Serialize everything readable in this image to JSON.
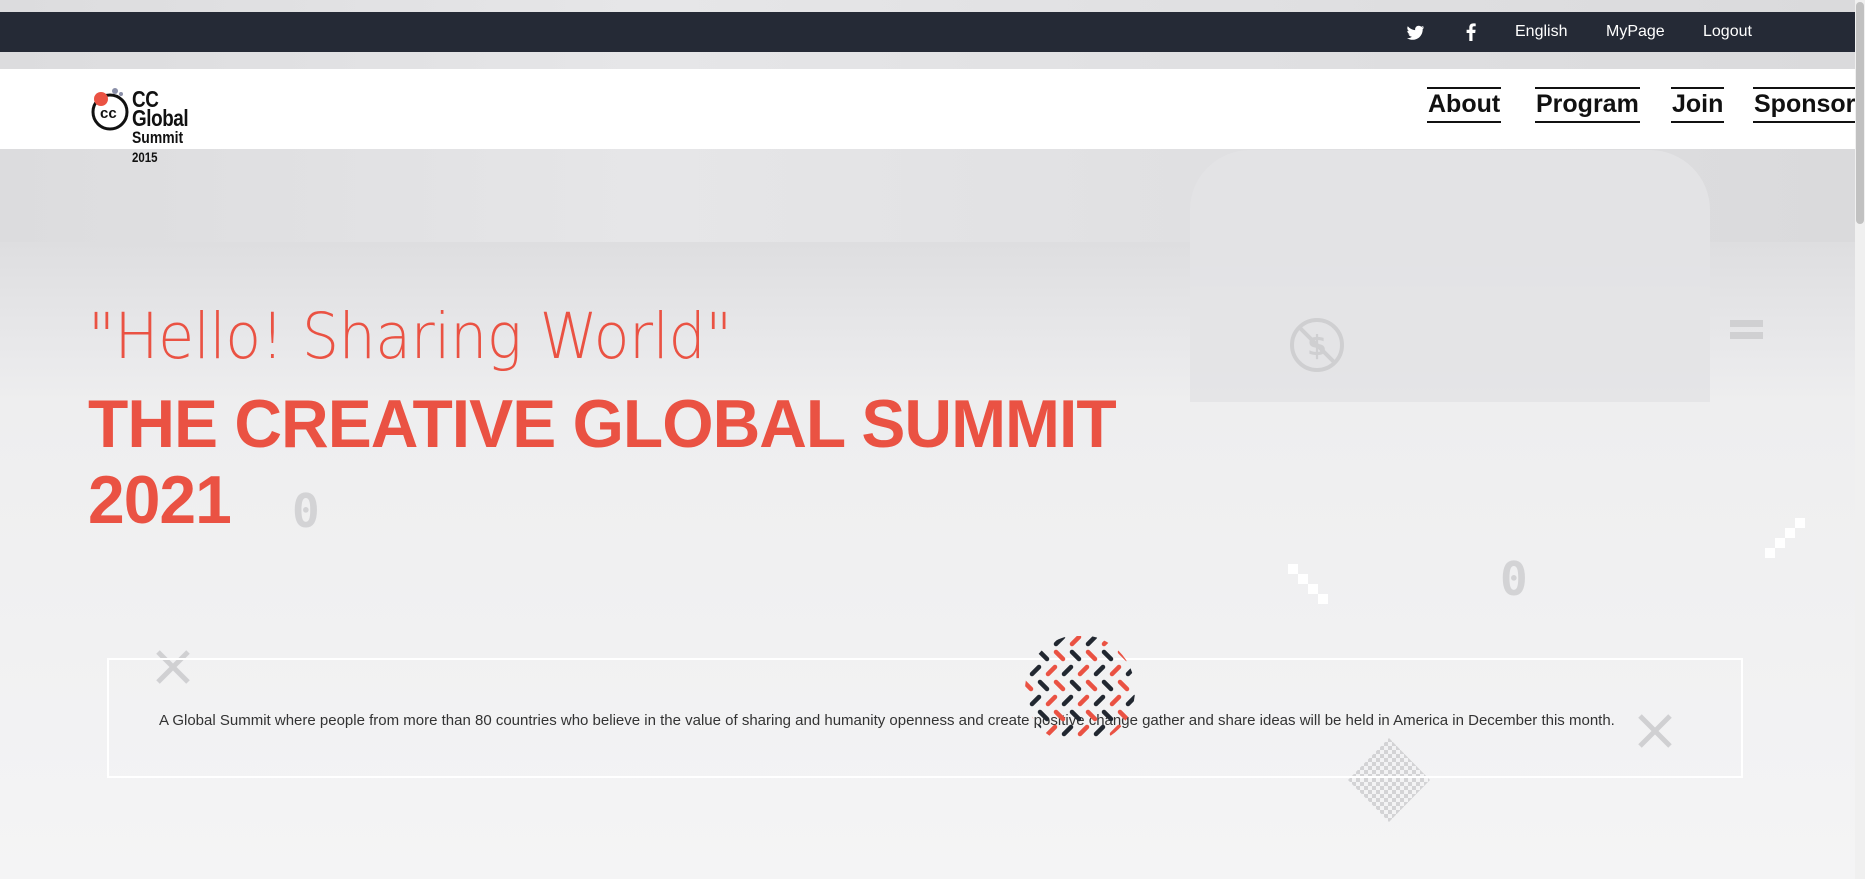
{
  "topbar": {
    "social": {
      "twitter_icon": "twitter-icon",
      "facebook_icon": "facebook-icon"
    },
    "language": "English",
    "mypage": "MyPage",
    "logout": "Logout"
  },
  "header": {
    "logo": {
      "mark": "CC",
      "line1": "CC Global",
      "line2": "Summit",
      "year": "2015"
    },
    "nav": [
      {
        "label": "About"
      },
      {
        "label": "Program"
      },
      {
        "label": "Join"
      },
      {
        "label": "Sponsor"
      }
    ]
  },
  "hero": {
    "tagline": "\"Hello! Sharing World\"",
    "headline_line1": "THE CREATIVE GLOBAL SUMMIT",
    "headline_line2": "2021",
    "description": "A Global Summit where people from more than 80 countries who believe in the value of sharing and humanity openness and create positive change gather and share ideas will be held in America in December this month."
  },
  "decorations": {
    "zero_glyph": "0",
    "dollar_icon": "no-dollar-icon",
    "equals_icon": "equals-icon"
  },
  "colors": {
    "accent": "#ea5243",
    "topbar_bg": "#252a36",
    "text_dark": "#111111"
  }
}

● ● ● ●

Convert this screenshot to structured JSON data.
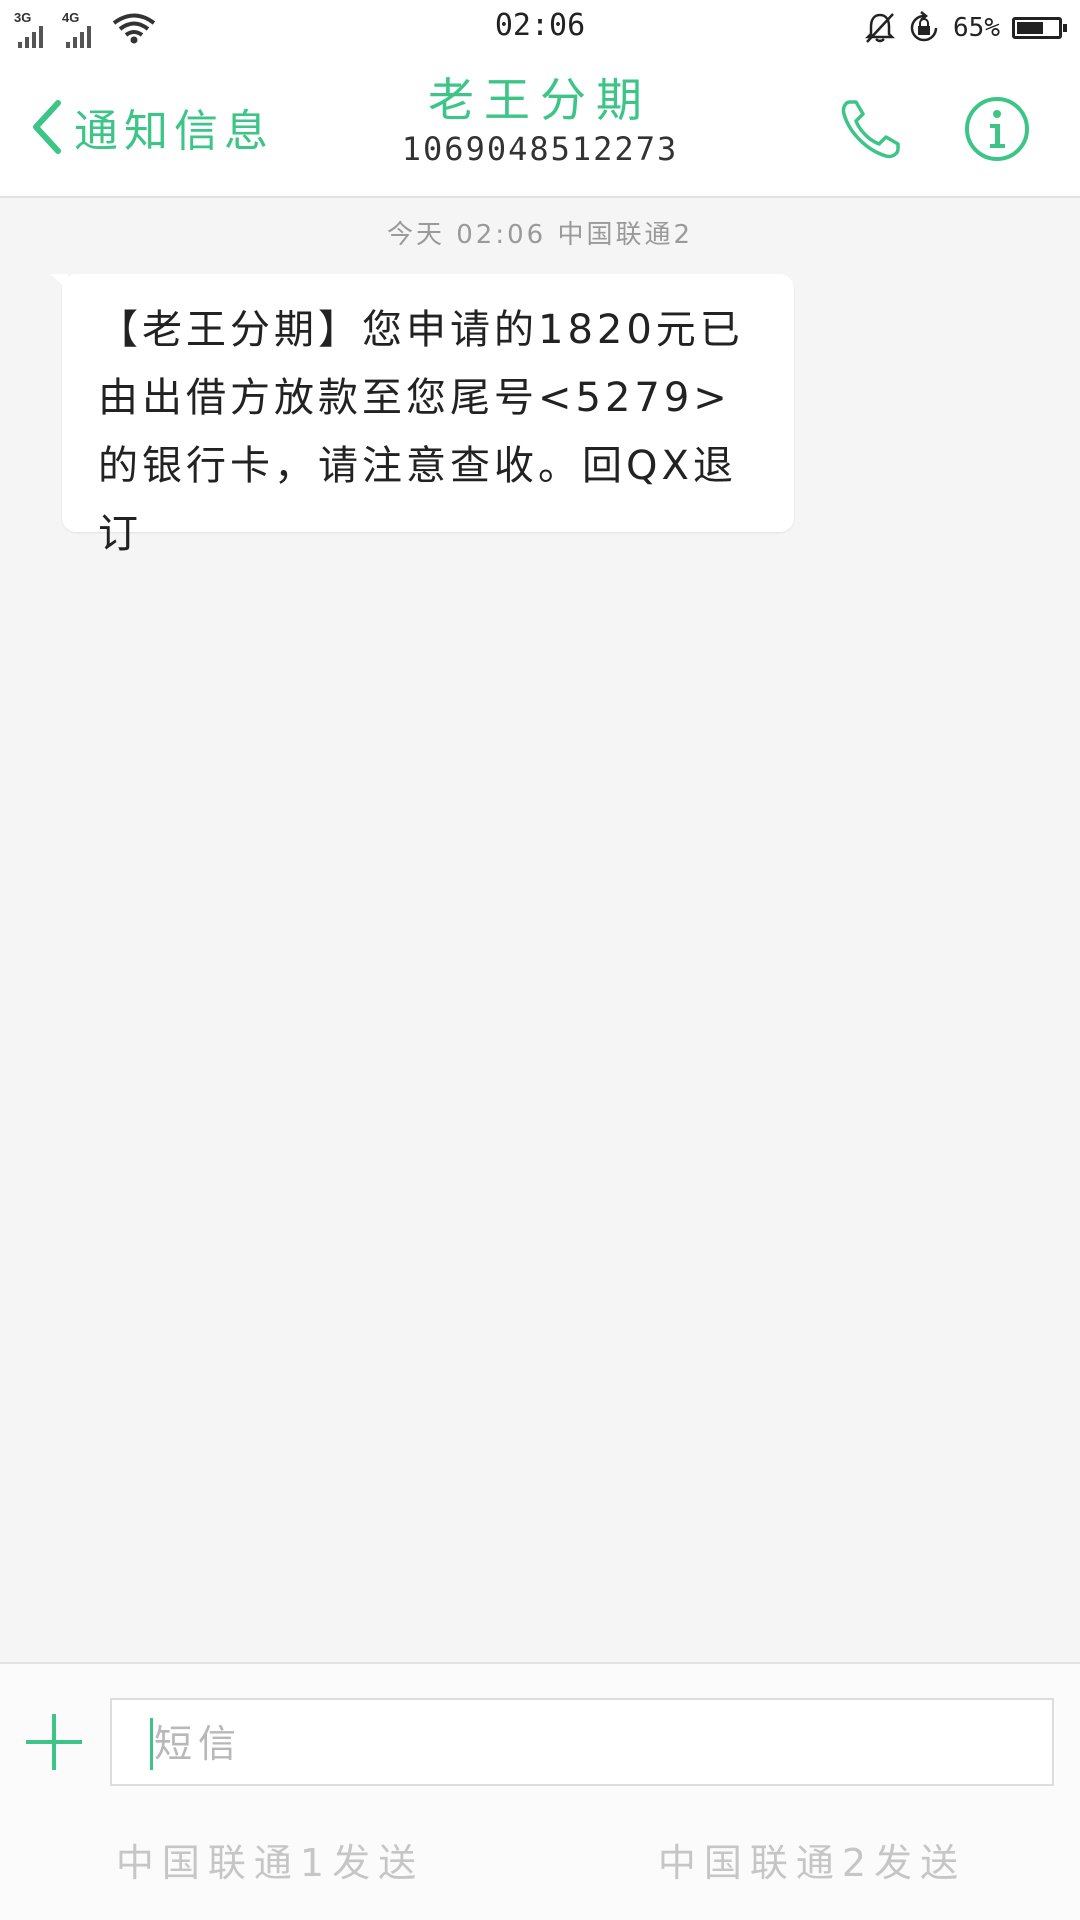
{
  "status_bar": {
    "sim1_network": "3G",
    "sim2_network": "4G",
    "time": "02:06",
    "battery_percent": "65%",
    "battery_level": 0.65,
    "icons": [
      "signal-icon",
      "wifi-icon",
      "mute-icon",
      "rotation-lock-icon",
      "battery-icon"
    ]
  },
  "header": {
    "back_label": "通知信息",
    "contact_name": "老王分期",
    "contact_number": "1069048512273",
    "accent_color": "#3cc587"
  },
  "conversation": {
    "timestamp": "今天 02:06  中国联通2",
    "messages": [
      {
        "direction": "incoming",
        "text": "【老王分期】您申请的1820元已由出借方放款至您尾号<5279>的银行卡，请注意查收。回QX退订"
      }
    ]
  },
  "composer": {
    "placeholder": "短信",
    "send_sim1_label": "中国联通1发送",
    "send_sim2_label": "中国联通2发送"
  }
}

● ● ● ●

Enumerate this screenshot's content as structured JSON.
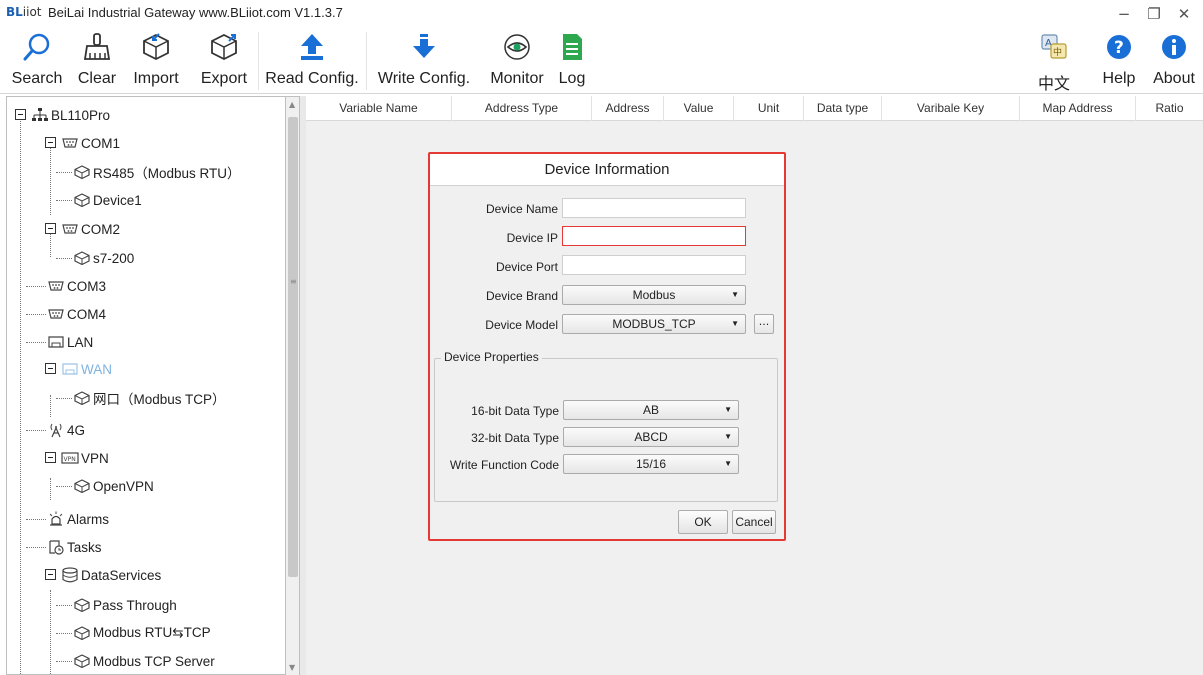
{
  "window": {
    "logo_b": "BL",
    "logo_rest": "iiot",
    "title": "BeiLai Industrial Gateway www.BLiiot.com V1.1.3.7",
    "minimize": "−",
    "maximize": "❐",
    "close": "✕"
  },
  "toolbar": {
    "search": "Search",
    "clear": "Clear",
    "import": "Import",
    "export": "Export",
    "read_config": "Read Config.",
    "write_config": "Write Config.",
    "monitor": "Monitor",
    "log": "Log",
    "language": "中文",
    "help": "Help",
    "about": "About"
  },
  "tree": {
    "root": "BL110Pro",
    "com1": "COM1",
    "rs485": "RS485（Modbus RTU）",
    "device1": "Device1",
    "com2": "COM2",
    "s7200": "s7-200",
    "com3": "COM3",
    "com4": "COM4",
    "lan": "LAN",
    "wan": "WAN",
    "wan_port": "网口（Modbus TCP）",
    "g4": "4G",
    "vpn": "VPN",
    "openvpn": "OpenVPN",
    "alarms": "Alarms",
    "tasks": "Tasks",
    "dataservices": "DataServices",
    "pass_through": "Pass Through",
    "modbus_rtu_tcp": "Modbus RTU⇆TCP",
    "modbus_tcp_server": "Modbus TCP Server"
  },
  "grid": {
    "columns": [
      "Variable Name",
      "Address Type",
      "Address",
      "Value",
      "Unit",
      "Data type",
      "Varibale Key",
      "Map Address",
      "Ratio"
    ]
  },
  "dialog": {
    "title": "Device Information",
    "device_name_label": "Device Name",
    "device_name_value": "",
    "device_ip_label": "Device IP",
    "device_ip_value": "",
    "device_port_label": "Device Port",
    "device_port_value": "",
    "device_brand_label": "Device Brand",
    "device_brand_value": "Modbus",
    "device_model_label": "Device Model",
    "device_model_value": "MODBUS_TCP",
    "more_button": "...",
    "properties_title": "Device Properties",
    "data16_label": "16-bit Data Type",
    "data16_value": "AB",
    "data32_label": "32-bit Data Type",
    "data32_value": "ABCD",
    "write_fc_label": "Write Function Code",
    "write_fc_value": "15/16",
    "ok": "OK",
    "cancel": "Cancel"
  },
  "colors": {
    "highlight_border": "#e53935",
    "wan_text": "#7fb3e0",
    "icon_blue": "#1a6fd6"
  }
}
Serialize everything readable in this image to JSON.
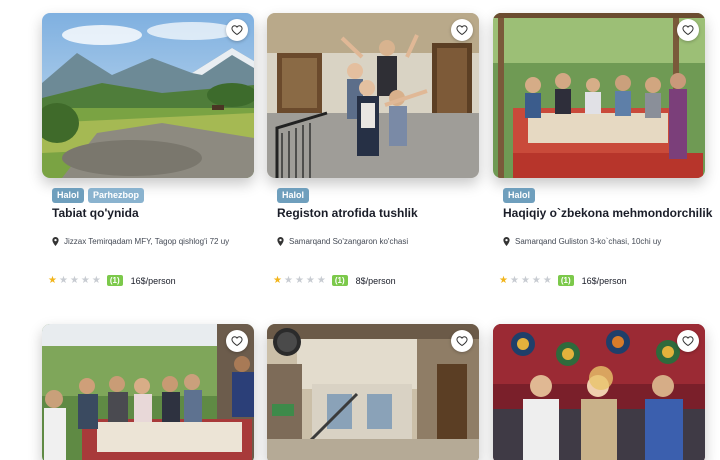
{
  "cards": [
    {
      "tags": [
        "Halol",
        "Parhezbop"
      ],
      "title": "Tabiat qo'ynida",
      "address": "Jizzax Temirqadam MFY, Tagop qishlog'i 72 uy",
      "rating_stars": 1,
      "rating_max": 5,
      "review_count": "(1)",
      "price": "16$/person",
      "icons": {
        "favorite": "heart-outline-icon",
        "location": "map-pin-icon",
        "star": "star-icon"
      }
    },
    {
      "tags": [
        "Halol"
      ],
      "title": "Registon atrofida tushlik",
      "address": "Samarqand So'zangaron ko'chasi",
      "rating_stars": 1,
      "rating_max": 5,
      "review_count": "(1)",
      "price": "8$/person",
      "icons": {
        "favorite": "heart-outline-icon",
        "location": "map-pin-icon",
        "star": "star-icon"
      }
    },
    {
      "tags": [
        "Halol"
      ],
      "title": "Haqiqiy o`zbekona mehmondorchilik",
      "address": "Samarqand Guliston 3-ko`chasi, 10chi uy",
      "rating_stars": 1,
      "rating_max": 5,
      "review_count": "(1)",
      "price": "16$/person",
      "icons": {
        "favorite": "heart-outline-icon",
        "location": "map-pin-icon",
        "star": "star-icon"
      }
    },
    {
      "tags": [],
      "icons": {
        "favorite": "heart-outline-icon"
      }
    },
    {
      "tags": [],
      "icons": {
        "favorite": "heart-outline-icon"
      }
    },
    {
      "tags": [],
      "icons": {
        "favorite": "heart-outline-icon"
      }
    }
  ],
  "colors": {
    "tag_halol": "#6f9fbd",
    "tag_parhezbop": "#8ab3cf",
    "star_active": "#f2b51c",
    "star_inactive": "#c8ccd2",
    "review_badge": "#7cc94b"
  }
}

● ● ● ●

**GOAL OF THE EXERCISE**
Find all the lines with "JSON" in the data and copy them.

**YOUR SOLUTION**
Serialize everything readable in this image to JSON.
Convert this screenshot to structured JSON data.
Enumerate this screenshot's content as structured JSON.
Serialize everything readable in this image to JSON.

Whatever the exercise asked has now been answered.